The roots of Soul Underground go back to September 1982, and a freezing, warehouse-like space in Manchester. It’s three-quarters empty, the sound system is terrible, but the music – the music is something else.
The DJ – local hero Hewan Clarke – is switching between funk, electro, hip hop and obscure New York underground disco. Peech Boys moves into D-Train, into ESG’s Moody, ACR’s ‘Shack Up’, into Cabaret Voltaire’s Yashar, into the otherworldly Planet Rock. To me, this is music from another world. More than that, it’s music genres clashing, feeding off each other and creating something new.
Forward to mid-1987. I’m working as a freelance photographer and living a double life.
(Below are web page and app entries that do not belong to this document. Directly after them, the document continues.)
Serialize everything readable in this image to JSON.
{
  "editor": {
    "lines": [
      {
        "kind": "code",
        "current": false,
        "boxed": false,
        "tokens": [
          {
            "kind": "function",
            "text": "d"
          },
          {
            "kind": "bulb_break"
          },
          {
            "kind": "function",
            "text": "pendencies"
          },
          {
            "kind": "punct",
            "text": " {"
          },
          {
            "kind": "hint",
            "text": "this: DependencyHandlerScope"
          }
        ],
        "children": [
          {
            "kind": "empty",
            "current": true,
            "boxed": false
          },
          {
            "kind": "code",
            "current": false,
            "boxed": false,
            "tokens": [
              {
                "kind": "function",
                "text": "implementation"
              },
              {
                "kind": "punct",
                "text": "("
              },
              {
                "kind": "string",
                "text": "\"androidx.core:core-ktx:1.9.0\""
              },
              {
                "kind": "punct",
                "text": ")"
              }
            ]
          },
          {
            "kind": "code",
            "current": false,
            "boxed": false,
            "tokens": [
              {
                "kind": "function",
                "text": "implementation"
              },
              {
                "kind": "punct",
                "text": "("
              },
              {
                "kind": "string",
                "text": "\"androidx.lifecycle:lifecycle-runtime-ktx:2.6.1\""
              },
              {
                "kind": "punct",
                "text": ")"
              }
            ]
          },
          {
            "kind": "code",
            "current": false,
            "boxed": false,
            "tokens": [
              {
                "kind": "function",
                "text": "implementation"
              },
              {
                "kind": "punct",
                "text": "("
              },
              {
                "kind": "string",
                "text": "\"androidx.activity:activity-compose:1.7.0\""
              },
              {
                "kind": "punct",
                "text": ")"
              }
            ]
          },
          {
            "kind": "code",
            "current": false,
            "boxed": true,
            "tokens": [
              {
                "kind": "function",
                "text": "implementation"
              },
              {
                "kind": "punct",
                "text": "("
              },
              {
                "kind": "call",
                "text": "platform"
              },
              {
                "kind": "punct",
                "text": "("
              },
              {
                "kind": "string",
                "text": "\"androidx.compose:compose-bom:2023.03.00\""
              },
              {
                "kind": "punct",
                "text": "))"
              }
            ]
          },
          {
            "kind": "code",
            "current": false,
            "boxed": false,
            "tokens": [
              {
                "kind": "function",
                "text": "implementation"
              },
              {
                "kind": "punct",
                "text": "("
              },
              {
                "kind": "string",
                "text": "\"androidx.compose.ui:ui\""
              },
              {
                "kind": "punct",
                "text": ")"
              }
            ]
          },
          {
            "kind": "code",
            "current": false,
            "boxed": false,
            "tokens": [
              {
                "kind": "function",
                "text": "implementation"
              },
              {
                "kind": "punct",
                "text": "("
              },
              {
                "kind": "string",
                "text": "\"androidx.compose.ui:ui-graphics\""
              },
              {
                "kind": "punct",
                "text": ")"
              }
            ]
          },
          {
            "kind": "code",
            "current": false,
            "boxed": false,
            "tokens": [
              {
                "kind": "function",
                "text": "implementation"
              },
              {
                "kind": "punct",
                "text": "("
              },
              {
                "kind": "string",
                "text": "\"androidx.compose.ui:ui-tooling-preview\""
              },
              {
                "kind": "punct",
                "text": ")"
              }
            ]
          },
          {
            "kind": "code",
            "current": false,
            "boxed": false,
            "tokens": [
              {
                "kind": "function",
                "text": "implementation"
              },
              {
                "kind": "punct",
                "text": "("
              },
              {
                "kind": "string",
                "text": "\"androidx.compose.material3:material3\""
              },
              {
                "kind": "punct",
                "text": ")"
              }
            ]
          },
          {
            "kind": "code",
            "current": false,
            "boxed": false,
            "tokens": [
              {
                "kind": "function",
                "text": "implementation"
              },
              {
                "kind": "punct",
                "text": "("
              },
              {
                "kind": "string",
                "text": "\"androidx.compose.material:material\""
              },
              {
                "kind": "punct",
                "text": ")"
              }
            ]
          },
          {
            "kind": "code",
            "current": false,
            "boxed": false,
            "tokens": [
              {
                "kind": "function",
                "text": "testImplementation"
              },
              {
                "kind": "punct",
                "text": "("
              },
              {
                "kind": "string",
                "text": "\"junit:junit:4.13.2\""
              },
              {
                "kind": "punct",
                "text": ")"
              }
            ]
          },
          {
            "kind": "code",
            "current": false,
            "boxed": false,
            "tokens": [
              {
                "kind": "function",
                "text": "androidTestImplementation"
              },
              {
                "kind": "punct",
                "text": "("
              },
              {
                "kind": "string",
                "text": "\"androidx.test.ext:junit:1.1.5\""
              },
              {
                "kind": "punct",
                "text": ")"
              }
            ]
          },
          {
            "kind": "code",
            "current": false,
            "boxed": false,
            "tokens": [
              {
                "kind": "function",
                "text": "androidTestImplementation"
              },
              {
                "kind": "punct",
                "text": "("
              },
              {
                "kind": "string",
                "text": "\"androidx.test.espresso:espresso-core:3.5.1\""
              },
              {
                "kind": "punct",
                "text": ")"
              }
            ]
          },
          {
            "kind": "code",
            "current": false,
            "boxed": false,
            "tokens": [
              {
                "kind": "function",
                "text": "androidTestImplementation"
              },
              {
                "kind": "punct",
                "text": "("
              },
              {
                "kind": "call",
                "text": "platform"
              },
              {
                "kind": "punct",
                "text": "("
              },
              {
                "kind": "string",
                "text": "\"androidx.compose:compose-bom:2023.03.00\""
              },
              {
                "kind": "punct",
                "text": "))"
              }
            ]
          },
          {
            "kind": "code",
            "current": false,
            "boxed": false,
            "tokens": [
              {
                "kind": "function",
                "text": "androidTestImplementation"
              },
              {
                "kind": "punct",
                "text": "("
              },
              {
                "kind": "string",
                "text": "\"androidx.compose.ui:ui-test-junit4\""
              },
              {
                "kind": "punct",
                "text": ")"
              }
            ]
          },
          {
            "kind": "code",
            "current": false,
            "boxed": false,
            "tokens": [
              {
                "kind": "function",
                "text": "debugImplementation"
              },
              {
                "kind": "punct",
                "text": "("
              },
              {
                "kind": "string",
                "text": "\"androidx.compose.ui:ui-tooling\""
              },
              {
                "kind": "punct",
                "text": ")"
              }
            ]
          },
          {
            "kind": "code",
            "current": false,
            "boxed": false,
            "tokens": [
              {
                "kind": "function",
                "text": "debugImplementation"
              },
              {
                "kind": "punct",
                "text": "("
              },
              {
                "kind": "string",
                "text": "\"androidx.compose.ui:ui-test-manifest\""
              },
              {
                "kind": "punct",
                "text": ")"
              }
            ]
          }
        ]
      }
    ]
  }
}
There are the rent-paying jobs, snapping businessmen for hipsters’ bible Accountancy Age. And then there’s the work I love, capturing the emerging London hip hop scene – graffiti artists, breakdancers, DJs and rappers. I’ll be photographing the graffiti around Ladbroke Grove in the morning, then spending an afternoon trying to get an interesting shot of a bedroom mixer cutting his Ultimate Breaks & Beats LPs.
By now, hip hop has evolved since the early days of electro and “hotel, motel” rapping: it’s three years since Run-DMC’s stark, brilliant debut LP, and two since LL Cool J’s minimalist B-Boy classic I Need A Beat. And, of course, there’s Public Enemy’s Yo! Bum Rush The Show – one of the scariest and most exciting records I’ve ever heard.
And now, rap music is looking to soul, funk, even jazz for inspiration – fuelled by, and fuelling, the growing rare groove scene. Inspired by these obscure break beats, a whole new generation is discovering ’70s funk and soul through club nights like Norman Jay’s Good Times, the Soul II Soul nights at The Africa Centre and Simon Goffe’s Across The Tracks.
At the same time, Jay Strongman has brought his eclectic taste and warehouse vibe to the West End, playing anything from electro to heavy funk and rockabilly to a black and white crowd at The Mud. Fashion victims and soul boys mix happily with West London breakdancers. It’s a musical and cultural fusion you’d be hard-pushed to find today.
And then there’s the music that dare not speak its name – that disco-but-not-disco you’ll hear in obscure clubs, and pirate radio. House music – ignored, derided and hated by so many of the people who a few years from now will claim to have always been into it – is truly underground, fantastically experimental and still figuring out its possibilities. In a mirror of rap bringing black and white kids onto the dancefloor, house is building bridges between the straight and gay scenes.
Rock music has always been good at talking about itself. Leading the field at that time was the grown-up music press, headed by NME, but far more interesting to me were the fanzines: the onset of punk and the DIY philosophy of the ‘alternative’ scene in general had seen an explosion in passionate, fan-created magazines. No matter that many were incredibly narrow in focus, willfully obscure, really badly written and usually lasted only two issues… the best had a passion and freshness missing from the ‘serious’ rock press. And it was this attitude – a passion and feel for the music – that was missing from most writing about black music.
It seemed weird to me that the only place to read anything halfway intelligent and on-the-ball about the music I loved was in the new style magazines i-D and the Face, or hidden in the back pages of the rock press. The established black music magazines seemed stuck in another era, obsessing about old soul guys and dull reggae. Rap was largely derided (The likes of Ian McCann and Stuart Cosgrove managed to sneak some great material through, but they were the exception), while the incredible growth and mutation of dance music was all but ignored.
It’s obvious that we’re on the edge of an incredible new era for music, one of those rare periods of flux that somebody – anybody – ought to be documenting…